1. London’s great exodus (New York Times)
The property market is no longer about people making a long-term investment in owning their shelter, but a place for the world’s richest people to park their money at an annualized rate of return of around 10 percent. It has made my adopted hometown a no-go area for increasing numbers of the middle class.
2. JP Morgan losses bring bank’s era of exceptionalism to resounding halt (Guardian)
JP Morgan, the bank that sailed elegantly through the financial crisis with no scratches, just announced its first quarterly loss since 2004. That nine-year winning streak of outrageously good profits is a prize for any bank. But for JP Morgan, that winning streak is over. JP Morgan is showing its mortality as the same plagues that took down its rivals – litigation, regulation, falling profits – finally circle around to the one bank that seemed immune from trouble.
3. Review: ‘Facing the Modern: The portrait in Vienna 1900’ (Financial Times, £)

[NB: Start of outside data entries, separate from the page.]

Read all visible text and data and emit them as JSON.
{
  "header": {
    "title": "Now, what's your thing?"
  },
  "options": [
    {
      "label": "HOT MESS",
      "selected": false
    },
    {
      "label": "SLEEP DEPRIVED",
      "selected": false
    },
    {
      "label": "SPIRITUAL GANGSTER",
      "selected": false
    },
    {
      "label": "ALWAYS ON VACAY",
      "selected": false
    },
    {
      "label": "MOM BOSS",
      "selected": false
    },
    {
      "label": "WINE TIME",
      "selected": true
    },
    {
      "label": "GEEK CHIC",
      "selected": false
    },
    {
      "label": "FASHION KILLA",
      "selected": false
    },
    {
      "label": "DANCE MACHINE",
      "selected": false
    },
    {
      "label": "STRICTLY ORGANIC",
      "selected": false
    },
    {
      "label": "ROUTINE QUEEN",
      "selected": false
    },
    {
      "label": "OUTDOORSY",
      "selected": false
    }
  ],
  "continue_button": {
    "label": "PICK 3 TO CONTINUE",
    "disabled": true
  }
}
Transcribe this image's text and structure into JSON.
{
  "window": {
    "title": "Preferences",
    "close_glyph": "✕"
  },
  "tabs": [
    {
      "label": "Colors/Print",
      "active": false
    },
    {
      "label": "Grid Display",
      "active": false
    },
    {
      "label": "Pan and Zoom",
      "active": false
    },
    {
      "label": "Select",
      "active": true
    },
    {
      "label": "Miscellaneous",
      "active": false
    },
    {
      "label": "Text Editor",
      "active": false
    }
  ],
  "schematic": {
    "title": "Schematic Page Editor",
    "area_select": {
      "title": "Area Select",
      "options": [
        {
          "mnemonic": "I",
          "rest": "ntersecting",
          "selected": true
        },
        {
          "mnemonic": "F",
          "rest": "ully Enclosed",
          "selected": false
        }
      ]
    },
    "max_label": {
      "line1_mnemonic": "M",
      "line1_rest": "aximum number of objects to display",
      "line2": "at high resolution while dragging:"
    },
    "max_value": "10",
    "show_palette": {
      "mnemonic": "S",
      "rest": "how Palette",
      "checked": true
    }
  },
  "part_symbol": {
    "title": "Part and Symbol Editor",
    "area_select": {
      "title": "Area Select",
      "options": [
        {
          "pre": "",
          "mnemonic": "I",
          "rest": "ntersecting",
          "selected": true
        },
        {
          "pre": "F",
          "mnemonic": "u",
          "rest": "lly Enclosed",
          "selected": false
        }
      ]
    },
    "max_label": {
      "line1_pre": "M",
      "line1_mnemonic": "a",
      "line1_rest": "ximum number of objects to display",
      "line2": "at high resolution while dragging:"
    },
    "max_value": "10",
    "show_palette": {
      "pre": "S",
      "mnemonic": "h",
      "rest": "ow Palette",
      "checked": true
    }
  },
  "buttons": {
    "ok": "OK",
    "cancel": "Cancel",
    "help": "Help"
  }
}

The National Gallery does not do bling, or sex, or decadence. Its reading of Vienna in 1900 is a travesty. With astonishingly scanty top loans, it does not even attempt to trace the narrative of the new psychological portraiture as it evolved from Klimt’s serpentine femmes fatales, condemned as “purveyors of perversity”, to the frank nude self-depictions and likenesses of lovers for which Schiele was arrested as a pornographer. This is Vienna’s contribution to art history: introspection, fantasy, Eros, distilled on canvas as never before.
4. The art of darkness (Sunday Times, £)
Donna Tartt’s debut novel, The Secret History, catapulted her to instant fame. Now she’s back with her third chilling tale, another rich slice of gothic drama. We meet the surprisingly chirpy writer.
5. AbEx fakes scandal silences the experts (The Art Newspaper)
The crisis around fake Abstract Expressionist works sold in New York — around 40 of which were handled by the now-defunct Knoedler Gallery — has sent shockwaves through the art market and is having a chilling effect on scholars. As well as a federal investigation, there has been a slew of civil lawsuits. Most recently, a suit filed last month by the former director of the Knoedler Gallery, Ann Freedman, claims — in an effort to show that she was not negligent — that numerous experts accepted the authenticity of the works.